Problem to work on
Within this listing, how many lines carry the string "content"? State the number only.

━━━━━━━━━━━━━━━━

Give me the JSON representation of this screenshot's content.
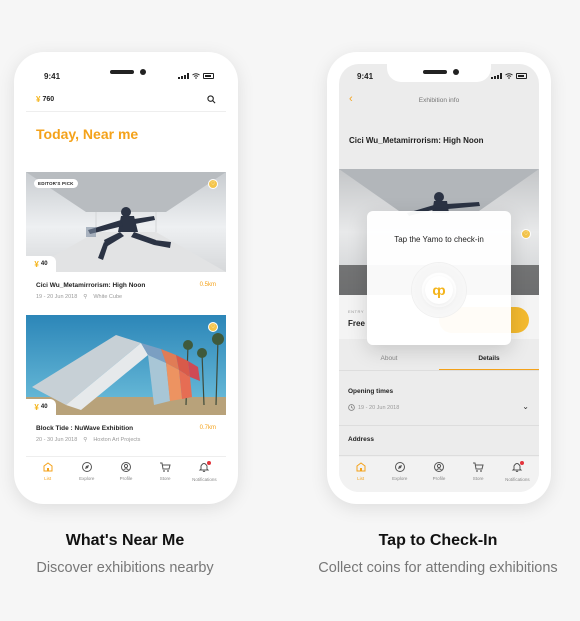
{
  "status_time": "9:41",
  "left": {
    "coins": "760",
    "heading": "Today, Near me",
    "cards": [
      {
        "badge": "EDITOR'S PICK",
        "coins": "40",
        "title": "Cici Wu_Metamirrorism: High Noon",
        "distance": "0.5km",
        "dates": "19 - 20 Jun 2018",
        "venue": "White Cube"
      },
      {
        "coins": "40",
        "title": "Block Tide : NuWave Exhibition",
        "distance": "0.7km",
        "dates": "20 - 30 Jun 2018",
        "venue": "Hoxton Art Projects"
      }
    ]
  },
  "tabs": [
    "List",
    "Explore",
    "Profile",
    "Store",
    "Notifications"
  ],
  "right": {
    "header": "Exhibition info",
    "title": "Cici Wu_Metamirrorism: High Noon",
    "entry_label": "ENTRY",
    "entry_value": "Free",
    "checkin_prompt": "Tap the Yamo to check-in",
    "tabs": [
      "About",
      "Details"
    ],
    "opening_label": "Opening times",
    "opening_value": "19 - 20 Jun 2018",
    "address_label": "Address"
  },
  "captions": {
    "left_title": "What's Near Me",
    "left_sub": "Discover exhibitions nearby",
    "right_title": "Tap to Check-In",
    "right_sub": "Collect coins for attending exhibitions"
  },
  "colors": {
    "accent": "#f4a21a",
    "coin": "#f4b41a",
    "notification_dot": "#e3343c"
  },
  "icons": [
    "coin-icon",
    "search-icon",
    "heart-icon",
    "pin-icon",
    "clock-icon",
    "back-icon",
    "chevron-down-icon",
    "list-icon",
    "explore-icon",
    "profile-icon",
    "store-icon",
    "bell-icon"
  ]
}
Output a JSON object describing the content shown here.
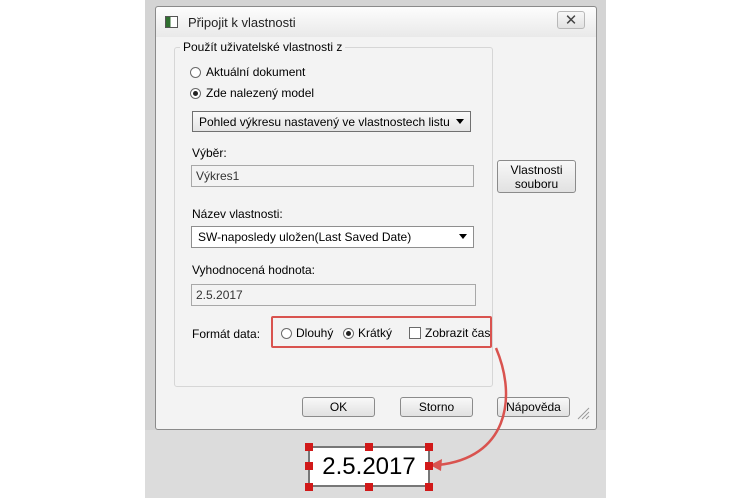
{
  "dialog": {
    "title": "Připojit k vlastnosti",
    "close_icon": "close-icon",
    "group_label": "Použít uživatelské vlastnosti z",
    "source_options": [
      {
        "label": "Aktuální dokument",
        "checked": false
      },
      {
        "label": "Zde nalezený model",
        "checked": true
      }
    ],
    "view_combo": "Pohled výkresu nastavený ve vlastnostech listu",
    "selection_label": "Výběr:",
    "selection_value": "Výkres1",
    "property_button": "Vlastnosti souboru",
    "property_name_label": "Název vlastnosti:",
    "property_name_value": "SW-naposledy uložen(Last Saved Date)",
    "evaluated_label": "Vyhodnocená hodnota:",
    "evaluated_value": "2.5.2017",
    "date_format_label": "Formát data:",
    "date_format_options": [
      {
        "label": "Dlouhý",
        "checked": false
      },
      {
        "label": "Krátký",
        "checked": true
      }
    ],
    "show_time_label": "Zobrazit čas",
    "show_time_checked": false,
    "ok": "OK",
    "cancel": "Storno",
    "help": "Nápověda"
  },
  "note": {
    "text": "2.5.2017"
  },
  "colors": {
    "highlight": "#d9534f",
    "handles": "#d11919"
  }
}
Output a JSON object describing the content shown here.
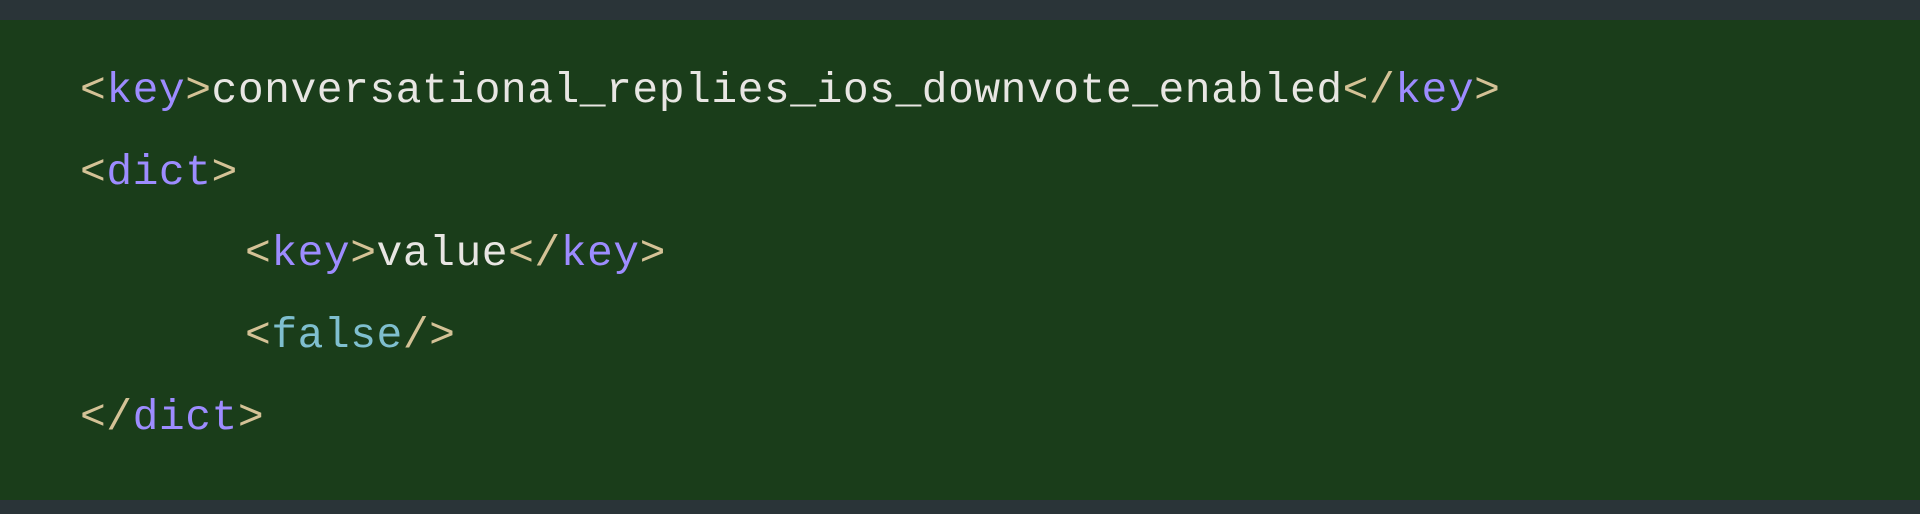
{
  "colors": {
    "background": "#1a3d1a",
    "topBar": "#2a3438",
    "bracket": "#d4c296",
    "tag": "#9d8cff",
    "text": "#e8e6e3",
    "bool": "#7fbfcf"
  },
  "code": {
    "line1": {
      "openBracket1": "<",
      "tag1": "key",
      "closeBracket1": ">",
      "content": "conversational_replies_ios_downvote_enabled",
      "openBracket2": "</",
      "tag2": "key",
      "closeBracket2": ">"
    },
    "line2": {
      "openBracket": "<",
      "tag": "dict",
      "closeBracket": ">"
    },
    "line3": {
      "openBracket1": "<",
      "tag1": "key",
      "closeBracket1": ">",
      "content": "value",
      "openBracket2": "</",
      "tag2": "key",
      "closeBracket2": ">"
    },
    "line4": {
      "openBracket": "<",
      "tag": "false",
      "selfClose": "/>",
      "closeBracket": ""
    },
    "line5": {
      "openBracket": "</",
      "tag": "dict",
      "closeBracket": ">"
    }
  }
}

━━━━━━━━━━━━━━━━

Response
5